Our strength comes from the bushwalking clubs who, throughout their activities, train their members in bush sense and skills, as well as building up their fitness.

All our members are experienced in ‘bushcraft’ skills (finding a path through cliff lines, river crossing, rough camping, cooking, fire lighting, etc) and many have exceptional bush navigation skills.

To enable our members to function effectively in the bush and increase their skills, we hold regular training days and weekends.

We also hold familiarisation trips for members, which are basically bushwalks or canyon trips, that give our members the chance to familiarise themselves with wilderness areas where they may not normally go.  The emphasis on all these activities is that they are fun to participate in, while enhancing the high skill level that is required by the Squad.

Three activities a year are conducted to train and refresh bushwalkers in wilderness rescue operations. These include:

search techniques

first aid

stretcher hauling

radio usage

navigation

bush safety

river crossing

Within the BSAR, there is also a small core of dedicated rock climbers/canyoners, referred to as The Rock Squad, who perform those tricky jobs such as cliff  and canyon rescue which are beyond the skills of the average bushwalker. The members of this squad hold nationally recognised vertical rescue qualifications, and regularly train with other VRA organisations who are also accredited for vertical rescue.  A number of our members are also qualified Instructors for this training.

Training Proficiency

The best personnel to use in remote area land search operations are those with knowledge of search operations combined with good bushcraft skills and fitness.  Experienced bushwalkers already have the necessary bushcraft and fitness, so BWRS trains its members in search operations to make a skilled and flexible search and rescue operator.

While the training takes some time and significant effort to complete, BWRS believes achieving operational member status is a recognition of a high level of bush and search & rescue skills. This means that person is recognised as ready to help in future search and rescue operations.

The BWRS training system has been designed to give members the skills to operate safely and effectively in the field during search and rescue operations.

The training offered by the squad conforms to standards set by relevant government agencies:

  • NSW State Rescue Board
  • NSW Police
  • NSW Volunteer Rescue Association (VRA)

Training and assessments are done using competency based training principles.
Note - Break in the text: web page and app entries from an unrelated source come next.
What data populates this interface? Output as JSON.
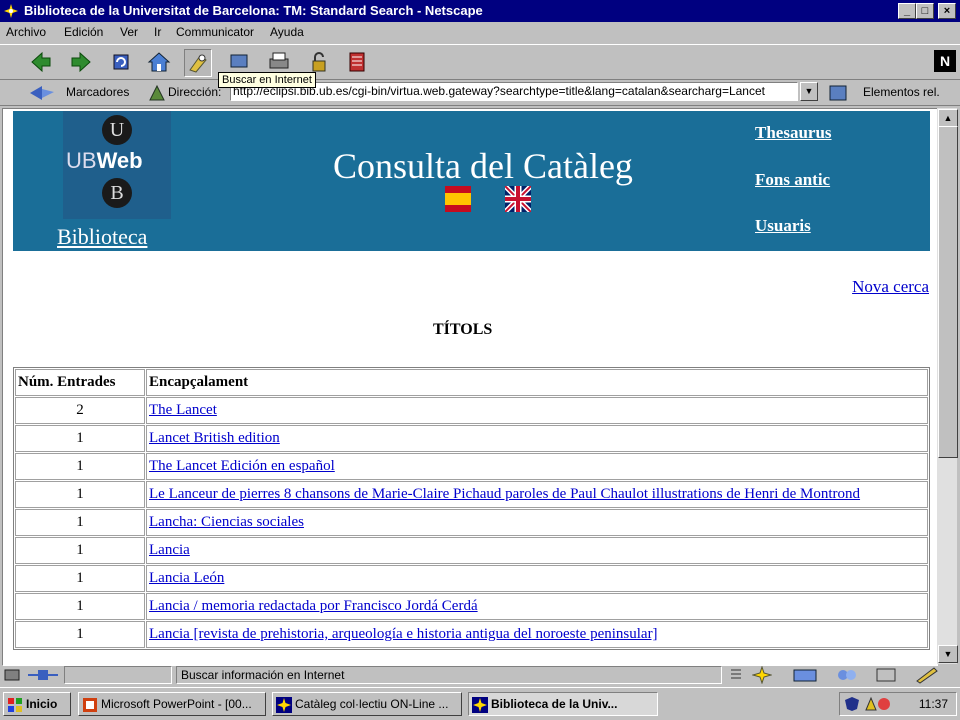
{
  "window": {
    "title": "Biblioteca de la Universitat de Barcelona: TM: Standard Search - Netscape",
    "controls": [
      "minimize",
      "maximize",
      "close"
    ]
  },
  "menu": [
    "Archivo",
    "Edición",
    "Ver",
    "Ir",
    "Communicator",
    "Ayuda"
  ],
  "toolbar": {
    "buttons": [
      "back-icon",
      "forward-icon",
      "reload-icon",
      "home-icon",
      "search-icon",
      "guide-icon",
      "print-icon",
      "security-icon",
      "stop-icon"
    ],
    "tooltip": "Buscar en Internet"
  },
  "location": {
    "bookmarks_label": "Marcadores",
    "address_label": "Dirección:",
    "url": "http://eclipsi.bib.ub.es/cgi-bin/virtua.web.gateway?searchtype=title&lang=catalan&searcharg=Lancet",
    "related_label": "Elementos rel."
  },
  "page": {
    "logo_letters": [
      "U",
      "B"
    ],
    "logo_ub": "UB",
    "logo_web": "Web",
    "biblioteca": "Biblioteca",
    "heading": "Consulta del Catàleg",
    "top_links": [
      "Thesaurus",
      "Fons antic",
      "Usuaris"
    ],
    "nova_cerca": "Nova cerca",
    "section_title": "TÍTOLS",
    "columns": [
      "Núm. Entrades",
      "Encapçalament"
    ],
    "rows": [
      {
        "count": "2",
        "heading": "The Lancet"
      },
      {
        "count": "1",
        "heading": "Lancet British edition"
      },
      {
        "count": "1",
        "heading": "The Lancet Edición en español"
      },
      {
        "count": "1",
        "heading": "Le Lanceur de pierres 8 chansons de Marie-Claire Pichaud paroles de Paul Chaulot illustrations de Henri de Montrond"
      },
      {
        "count": "1",
        "heading": "Lancha: Ciencias sociales"
      },
      {
        "count": "1",
        "heading": "Lancia"
      },
      {
        "count": "1",
        "heading": "Lancia León"
      },
      {
        "count": "1",
        "heading": "Lancia / memoria redactada por Francisco Jordá Cerdá"
      },
      {
        "count": "1",
        "heading": "Lancia [revista de prehistoria, arqueología e historia antigua del noroeste peninsular]"
      }
    ]
  },
  "status": {
    "text": "Buscar información en Internet"
  },
  "taskbar": {
    "start": "Inicio",
    "tasks": [
      {
        "label": "Microsoft PowerPoint - [00...",
        "active": false
      },
      {
        "label": "Catàleg col·lectiu ON-Line ...",
        "active": false
      },
      {
        "label": "Biblioteca de la Univ...",
        "active": true
      }
    ],
    "clock": "11:37"
  },
  "colors": {
    "titlebar": "#000080",
    "banner": "#1a6e98",
    "link": "#0000cc"
  }
}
Assessment includes both practical and theory, with most emphasis on practical assessment.

Members are classified according to their training and experience. Membership levels include:

  • Trainee
  • Base Operator
  • Search Team Member
  • Search Team Leader
  • Search Manager

Each level also has several electives available.  Training options may include vertical rescue, helicopter and swift water operations.